Page and application data records |

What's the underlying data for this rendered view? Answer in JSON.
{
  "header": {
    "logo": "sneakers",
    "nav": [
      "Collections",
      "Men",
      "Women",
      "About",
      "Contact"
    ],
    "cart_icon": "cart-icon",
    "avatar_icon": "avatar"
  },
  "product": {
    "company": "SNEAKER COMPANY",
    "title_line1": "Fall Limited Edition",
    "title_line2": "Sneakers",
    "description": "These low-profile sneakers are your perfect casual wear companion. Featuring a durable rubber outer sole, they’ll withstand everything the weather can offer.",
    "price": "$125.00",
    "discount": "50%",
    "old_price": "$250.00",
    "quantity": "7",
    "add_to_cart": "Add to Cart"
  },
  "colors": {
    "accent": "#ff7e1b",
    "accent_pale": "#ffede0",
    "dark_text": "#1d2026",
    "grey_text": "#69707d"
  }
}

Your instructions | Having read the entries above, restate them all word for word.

Finished exercise |
What's the underlying data for this rendered view? Answer in JSON.
{
  "header": {
    "logo": "sneakers",
    "nav": [
      "Collections",
      "Men",
      "Women",
      "About",
      "Contact"
    ],
    "cart_icon": "cart-icon",
    "avatar_icon": "avatar"
  },
  "product": {
    "company": "SNEAKER COMPANY",
    "title_line1": "Fall Limited Edition",
    "title_line2": "Sneakers",
    "description": "These low-profile sneakers are your perfect casual wear companion. Featuring a durable rubber outer sole, they’ll withstand everything the weather can offer.",
    "price": "$125.00",
    "discount": "50%",
    "old_price": "$250.00",
    "quantity": "7",
    "add_to_cart": "Add to Cart"
  },
  "colors": {
    "accent": "#ff7e1b",
    "accent_pale": "#ffede0",
    "dark_text": "#1d2026",
    "grey_text": "#69707d"
  }
}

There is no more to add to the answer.